And that simple wisdom pretty well sums up how I feel on a pair of skis just before putting gravity firmly in the driver’s seat. Afraid. Nearly 40 years of experience, including two as a ski instructor, have changed that feeling not one bit. You’d think that seventeen shoulder dislocations might have something to do with it, but even that’s not quite true. They’re just small reminders of the energy you’re playing with when you willfully send yourself hurtling down a mountainside. Energy that we serially underestimate at our peril.
No, the fear is a humility, a recognition of the complex and powerful system you’re about to be a part of. Huskisson might have intellectually understood the incredible forces of energy that a speeding locomotive might hold, but understanding them in a way that influences our behavior in relation to them is another thing entirely. It’s why I do little more than wade into an ocean I don’t truly understand in that visceral sort of way.
Wondering why we do what we do, and what we can learn from the answer, is a question that spends a lot of time ricocheting around those vast empty places in my brain. Which brings us full circle back to the question of why I ski, why is it fun, and what in god’s name does any of this have to do with Hawaiian surfers and dodging speeding locomotives?
Because joy is the most fundamental survival mechanism of all. It is the reward for realizing, quite simply, that we are alive. And the things that bring us that sensation are the ones we are destined to repeat again and again and again. For what is a better definition of being alive than to seek the things that bring us happiness.

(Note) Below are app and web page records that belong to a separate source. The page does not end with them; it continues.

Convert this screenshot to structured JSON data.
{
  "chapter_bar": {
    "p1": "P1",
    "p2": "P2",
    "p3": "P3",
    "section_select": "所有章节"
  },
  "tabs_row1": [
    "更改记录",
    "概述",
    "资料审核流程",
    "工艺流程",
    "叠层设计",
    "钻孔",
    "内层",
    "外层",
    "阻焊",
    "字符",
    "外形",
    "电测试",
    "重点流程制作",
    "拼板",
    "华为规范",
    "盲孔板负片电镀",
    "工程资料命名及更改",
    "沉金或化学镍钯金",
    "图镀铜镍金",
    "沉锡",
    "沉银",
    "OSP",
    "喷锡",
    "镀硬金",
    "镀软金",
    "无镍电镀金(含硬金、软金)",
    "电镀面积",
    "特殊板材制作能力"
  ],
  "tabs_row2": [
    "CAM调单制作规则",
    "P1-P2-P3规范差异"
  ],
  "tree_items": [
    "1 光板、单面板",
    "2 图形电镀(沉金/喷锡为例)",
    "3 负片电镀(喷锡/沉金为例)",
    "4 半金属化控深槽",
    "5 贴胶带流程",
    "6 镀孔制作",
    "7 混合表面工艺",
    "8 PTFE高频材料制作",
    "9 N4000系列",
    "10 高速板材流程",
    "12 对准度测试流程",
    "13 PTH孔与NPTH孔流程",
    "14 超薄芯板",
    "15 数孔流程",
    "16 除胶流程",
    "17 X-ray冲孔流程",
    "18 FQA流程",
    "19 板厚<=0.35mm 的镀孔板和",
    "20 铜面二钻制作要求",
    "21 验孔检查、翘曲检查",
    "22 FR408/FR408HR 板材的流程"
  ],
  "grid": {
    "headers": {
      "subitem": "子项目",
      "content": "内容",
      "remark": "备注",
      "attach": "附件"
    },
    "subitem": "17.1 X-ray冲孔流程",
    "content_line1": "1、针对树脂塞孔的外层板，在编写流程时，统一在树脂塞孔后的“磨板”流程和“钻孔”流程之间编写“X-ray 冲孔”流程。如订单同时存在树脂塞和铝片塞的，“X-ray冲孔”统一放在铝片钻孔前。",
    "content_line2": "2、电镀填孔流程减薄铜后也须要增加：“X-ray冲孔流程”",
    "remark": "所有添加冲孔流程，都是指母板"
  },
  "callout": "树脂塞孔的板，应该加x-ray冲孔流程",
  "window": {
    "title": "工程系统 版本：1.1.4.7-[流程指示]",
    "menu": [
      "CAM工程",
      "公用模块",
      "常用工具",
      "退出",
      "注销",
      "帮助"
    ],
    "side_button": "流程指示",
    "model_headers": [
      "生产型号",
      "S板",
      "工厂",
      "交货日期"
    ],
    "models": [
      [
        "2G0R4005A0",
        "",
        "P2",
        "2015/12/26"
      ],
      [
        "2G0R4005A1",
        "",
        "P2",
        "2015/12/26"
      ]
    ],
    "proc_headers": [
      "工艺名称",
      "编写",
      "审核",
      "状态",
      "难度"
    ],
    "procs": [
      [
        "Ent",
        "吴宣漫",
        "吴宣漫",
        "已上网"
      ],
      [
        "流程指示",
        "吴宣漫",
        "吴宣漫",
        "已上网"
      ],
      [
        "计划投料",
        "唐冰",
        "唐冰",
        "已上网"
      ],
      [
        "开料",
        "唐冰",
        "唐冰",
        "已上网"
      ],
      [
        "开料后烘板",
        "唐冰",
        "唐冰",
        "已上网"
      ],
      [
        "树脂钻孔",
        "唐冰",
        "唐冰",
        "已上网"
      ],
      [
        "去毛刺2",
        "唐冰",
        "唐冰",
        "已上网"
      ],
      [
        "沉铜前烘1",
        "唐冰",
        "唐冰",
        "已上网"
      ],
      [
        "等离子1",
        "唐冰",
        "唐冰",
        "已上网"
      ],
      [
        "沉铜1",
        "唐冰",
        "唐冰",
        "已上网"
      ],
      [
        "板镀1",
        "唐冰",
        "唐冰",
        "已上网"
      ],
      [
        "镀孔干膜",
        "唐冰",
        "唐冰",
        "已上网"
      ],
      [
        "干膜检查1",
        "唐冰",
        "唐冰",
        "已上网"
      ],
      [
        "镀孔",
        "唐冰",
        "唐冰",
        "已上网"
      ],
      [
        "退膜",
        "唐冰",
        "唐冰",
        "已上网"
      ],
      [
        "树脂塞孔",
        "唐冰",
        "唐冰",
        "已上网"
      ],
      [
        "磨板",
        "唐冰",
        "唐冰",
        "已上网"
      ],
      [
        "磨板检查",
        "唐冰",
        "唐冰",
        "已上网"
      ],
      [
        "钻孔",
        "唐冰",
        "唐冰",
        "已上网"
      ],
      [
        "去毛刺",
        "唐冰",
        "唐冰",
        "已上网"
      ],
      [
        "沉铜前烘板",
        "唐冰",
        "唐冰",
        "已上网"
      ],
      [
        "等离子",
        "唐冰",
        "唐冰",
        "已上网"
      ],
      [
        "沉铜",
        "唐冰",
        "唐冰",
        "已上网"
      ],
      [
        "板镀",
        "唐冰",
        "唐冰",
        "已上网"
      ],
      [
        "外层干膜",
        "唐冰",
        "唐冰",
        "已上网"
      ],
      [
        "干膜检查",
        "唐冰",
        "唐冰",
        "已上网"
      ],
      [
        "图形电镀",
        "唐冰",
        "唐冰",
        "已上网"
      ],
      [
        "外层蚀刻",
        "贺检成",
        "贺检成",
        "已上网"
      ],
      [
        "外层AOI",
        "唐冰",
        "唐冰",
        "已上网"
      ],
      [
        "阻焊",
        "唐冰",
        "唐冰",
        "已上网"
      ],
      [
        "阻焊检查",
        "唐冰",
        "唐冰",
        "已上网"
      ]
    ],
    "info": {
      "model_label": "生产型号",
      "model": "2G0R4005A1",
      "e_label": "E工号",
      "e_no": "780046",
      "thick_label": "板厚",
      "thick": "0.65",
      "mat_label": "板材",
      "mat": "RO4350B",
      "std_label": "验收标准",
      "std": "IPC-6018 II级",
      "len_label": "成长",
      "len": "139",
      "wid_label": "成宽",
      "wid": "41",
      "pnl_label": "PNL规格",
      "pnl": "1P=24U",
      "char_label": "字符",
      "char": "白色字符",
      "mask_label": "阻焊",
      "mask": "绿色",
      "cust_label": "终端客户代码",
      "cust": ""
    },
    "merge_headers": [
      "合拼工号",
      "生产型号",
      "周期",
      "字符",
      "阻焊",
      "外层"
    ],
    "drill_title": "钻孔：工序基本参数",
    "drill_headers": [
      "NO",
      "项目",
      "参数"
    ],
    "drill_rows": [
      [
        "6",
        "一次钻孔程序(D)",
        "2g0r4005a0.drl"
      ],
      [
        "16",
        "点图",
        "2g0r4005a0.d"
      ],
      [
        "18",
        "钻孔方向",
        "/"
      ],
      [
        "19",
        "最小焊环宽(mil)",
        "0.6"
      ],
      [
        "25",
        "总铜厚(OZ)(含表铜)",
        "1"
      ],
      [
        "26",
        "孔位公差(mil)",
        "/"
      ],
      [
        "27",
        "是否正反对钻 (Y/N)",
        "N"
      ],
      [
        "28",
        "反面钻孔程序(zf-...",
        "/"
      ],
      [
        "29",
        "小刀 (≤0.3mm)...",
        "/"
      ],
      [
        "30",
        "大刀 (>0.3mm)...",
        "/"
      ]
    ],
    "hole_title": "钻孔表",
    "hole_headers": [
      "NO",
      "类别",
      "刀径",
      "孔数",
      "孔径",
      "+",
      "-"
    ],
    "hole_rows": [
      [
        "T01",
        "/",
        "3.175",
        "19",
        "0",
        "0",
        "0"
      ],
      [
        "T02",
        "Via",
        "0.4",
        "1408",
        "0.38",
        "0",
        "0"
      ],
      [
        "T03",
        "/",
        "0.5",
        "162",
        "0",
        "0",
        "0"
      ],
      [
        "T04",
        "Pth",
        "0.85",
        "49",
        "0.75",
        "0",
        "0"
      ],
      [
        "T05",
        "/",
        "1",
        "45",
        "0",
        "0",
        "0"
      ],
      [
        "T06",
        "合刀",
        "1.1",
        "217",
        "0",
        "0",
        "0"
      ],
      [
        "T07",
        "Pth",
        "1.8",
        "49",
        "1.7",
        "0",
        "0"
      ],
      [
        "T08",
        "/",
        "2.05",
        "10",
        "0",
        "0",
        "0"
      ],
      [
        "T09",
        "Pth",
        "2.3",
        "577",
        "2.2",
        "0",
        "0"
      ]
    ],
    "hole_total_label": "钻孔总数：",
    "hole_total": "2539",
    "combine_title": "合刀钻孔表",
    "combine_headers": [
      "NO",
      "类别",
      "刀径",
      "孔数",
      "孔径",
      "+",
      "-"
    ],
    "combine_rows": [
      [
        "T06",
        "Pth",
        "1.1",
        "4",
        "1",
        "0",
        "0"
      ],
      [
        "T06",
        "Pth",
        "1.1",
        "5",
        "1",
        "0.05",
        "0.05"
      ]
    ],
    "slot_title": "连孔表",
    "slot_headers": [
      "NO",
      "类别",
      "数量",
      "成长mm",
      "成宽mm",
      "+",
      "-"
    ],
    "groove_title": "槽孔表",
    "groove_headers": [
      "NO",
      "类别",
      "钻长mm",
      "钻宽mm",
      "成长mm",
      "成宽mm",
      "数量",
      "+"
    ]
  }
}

The proper function of man is to live, not to exist. I shall not waste my days in trying to prolong them. I shall use my time.
What do skydiving, surfing, and skiing all have in common? They’re all activities that put us in touch with the raw forces of nature. Like mainlining lessons directly from nature about how to be in tune with and work with those forces, a survival task that our brains are poorly equipped for. Ask William Huskisson. His brain may well have perfectly understood the danger that he was about to collide (literally) with, but even that wasn’t enough for it to move his body out of harm’s way.
In that way, skydiving, surfing, skiing, and many others like them are all really the same activity. They are practicing survival. And to survive is to be happy.
Those lessons don’t come for free, and nature can be a cruel and unforgiving instructor. But there is no reward without risk.
That is why I ski. Why, when snow covers the trails I ramble down in the spring, summer, and fall, I go looking for trails of a different kind. The nostalgia of all the winters past, colliding with raw curiosity. The curiosity of seeing where this snowy trail might lead, and what I might learn along the way.